Trumbo is a fact-based story about Dalton Trumbo, a screenwriter who was blacklisted during the Communist scare of the 1940s and 50s. Bryan Cranston is brilliant as the chain-smoking, hard-drinking writer who lead other Hollywood writers in a quiet but effective revolt against blacklisting.
Trumbo served time in prison for his liberal beliefs, as did many others during the hysterical fear-based Communist scourge of the 1950s. The 1st Amendment was under attack by many who sought to control the remarks and opinions of others – and throw them in prison if they disagreed.
Film scenes are interspersed with real footage from the era. You see faces you recognize like Senator Joseph McCarthy and then Senator Richard Nixon and Hollywood stars such as Gregory Peck and Audrey Hepburn. In the final moments of the film, you see images of Dalton Trumbo himself giving a speech, with snapshots of his family members next to the actors who played them.
The family included Diane Lane as Cleo Trumbo. She was around the edges of the story, but a powerful influence on Trumbo and on the course of his efforts to be recognized as a writer in Hollywood under his own name. Her most effective scene was when it was all over and the blacklisting was finally stopped. Trumbo received an award under his own name. When they arrived home after the ceremony, Cleo collapsed in tears from the relief that their long struggle was finally over. She’d held the family together for so long on her own while her husband was in prison, and later while he wrote for 18 to 20 hours a day.

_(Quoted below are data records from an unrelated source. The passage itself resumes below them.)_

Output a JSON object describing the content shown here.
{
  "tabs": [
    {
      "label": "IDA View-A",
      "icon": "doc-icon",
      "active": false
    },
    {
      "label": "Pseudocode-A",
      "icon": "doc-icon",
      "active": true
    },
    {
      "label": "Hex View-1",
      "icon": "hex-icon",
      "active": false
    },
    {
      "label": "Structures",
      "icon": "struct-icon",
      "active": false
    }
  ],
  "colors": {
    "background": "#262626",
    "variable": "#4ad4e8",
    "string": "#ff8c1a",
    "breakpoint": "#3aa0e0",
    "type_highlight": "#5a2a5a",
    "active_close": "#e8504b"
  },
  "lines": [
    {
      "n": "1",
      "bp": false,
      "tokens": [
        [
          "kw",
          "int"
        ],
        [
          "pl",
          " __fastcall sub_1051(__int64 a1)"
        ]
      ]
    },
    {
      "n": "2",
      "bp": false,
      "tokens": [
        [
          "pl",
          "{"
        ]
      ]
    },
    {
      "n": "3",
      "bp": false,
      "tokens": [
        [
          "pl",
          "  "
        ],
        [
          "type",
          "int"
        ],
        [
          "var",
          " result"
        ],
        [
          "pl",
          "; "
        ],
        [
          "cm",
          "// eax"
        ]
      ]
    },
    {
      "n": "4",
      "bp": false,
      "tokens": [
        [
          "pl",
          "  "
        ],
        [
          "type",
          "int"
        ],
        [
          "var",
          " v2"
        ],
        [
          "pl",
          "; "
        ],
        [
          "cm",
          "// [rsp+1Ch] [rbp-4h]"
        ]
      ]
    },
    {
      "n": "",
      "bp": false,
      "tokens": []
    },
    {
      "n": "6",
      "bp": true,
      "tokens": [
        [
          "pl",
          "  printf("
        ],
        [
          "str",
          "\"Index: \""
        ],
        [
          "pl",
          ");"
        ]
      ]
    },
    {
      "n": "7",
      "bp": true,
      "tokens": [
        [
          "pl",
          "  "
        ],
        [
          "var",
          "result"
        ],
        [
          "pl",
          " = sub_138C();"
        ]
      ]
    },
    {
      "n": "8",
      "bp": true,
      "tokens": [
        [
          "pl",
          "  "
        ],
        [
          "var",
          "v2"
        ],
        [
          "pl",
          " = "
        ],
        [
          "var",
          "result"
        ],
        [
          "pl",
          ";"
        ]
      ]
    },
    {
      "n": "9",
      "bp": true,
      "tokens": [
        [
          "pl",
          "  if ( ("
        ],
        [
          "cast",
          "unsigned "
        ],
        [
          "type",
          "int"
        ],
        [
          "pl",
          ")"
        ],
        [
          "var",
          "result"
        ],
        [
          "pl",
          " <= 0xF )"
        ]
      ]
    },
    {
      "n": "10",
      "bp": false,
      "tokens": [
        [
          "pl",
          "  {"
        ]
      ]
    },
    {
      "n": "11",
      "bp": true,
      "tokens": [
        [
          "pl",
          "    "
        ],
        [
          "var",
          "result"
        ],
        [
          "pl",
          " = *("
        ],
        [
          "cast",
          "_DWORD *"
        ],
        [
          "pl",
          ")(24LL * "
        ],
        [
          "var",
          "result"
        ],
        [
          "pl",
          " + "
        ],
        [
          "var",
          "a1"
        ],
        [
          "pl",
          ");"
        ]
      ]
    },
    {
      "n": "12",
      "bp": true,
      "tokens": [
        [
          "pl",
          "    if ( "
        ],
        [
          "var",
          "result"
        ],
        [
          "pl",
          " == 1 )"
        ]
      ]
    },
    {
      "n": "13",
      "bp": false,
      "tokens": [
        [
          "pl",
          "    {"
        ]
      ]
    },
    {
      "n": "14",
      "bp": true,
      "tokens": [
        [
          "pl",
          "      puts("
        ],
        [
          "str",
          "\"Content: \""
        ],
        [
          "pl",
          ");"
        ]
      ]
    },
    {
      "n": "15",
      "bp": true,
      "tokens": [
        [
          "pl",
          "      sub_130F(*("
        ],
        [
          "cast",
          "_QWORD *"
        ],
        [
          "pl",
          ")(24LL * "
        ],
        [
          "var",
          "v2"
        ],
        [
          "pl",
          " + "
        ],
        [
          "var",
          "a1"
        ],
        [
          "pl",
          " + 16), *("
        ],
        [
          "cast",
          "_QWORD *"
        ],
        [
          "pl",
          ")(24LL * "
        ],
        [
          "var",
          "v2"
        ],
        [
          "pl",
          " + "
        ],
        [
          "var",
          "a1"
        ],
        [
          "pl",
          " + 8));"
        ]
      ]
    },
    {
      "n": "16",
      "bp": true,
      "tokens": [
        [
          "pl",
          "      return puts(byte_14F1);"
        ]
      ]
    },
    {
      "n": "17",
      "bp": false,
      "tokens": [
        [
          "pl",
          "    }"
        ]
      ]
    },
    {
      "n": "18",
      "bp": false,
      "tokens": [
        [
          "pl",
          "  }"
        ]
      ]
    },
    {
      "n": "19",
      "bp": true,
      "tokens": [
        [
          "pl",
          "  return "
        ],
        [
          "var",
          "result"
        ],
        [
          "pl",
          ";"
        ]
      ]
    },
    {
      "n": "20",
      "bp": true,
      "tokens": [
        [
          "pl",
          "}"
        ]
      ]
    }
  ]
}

The most noteworthy of the children’s roles was Nikola, played from young teen to adult by Elle Fanning. Nikola was outspoken and opinionated, just like her dad. It took about 9 actors to play the 3 Trumbo children at various ages.
Surrounding Trumbo were many friends, writers and actors. Louis C.K. played Arlen Hird, Alan Tudyk played Ian McClellan Hunter. Michael Stuhlbarg played Edward G. Robinson. David James Elliott played the anti-Communist John Wayne.
Dean O’Gorman did Kirk Douglas. One of the most interesting shots in the film to me as a movie buff was a scene from Spartacus, which Trumbo wrote. We saw the real Kirk Douglas in the beginning of the scene, and Dean O’Gorman in a close up later in the scene.
John Goodman was delightful as the B movie producer Frank King. Christian Berkel was impeccable as Otto Preminger.
The best supporting part, however, went to Helen Mirren as Hedda Hopper, the Hollywood gossip columnist and a leader of the organization conducting the fear campaign and witch hunt to imprison Americans who embraced Communist ideals.
Like so many crusaders who have come before and after her, Hopper was absolutely convincing. She spoke against Communists with the same fervor that others have railed against homosexuals, or African Americans, or AIDS patients, or Muslims, or whatever the current boogeyman infecting the country with fear might be. Mirren deserves every one of the award nominations she is getting for this part.
Trumbo is a reminder that we are a country and a people still subject to fear-based overreaction and wrong-headed decisions based on that fear. I began 2015 watching Selma and ended it watching Trumbo. Both films are powerful reminders that we need to be vigilant in our defense of freedom and civil rights if America is going to survive as a beacon of democracy and opportunity for all.
Jay Roach directed Trumbo. The film is important and topical, but it’s also highly entertaining and enjoyable. There’s nothing preachy or heavy handed about it. It’s funny, it’s engaging. I absolutely recommend it.
A Trumbo Featurette
This featurette show some behind the scenes and comments from the actors.
The trailer for Trumbo is in an earlier post.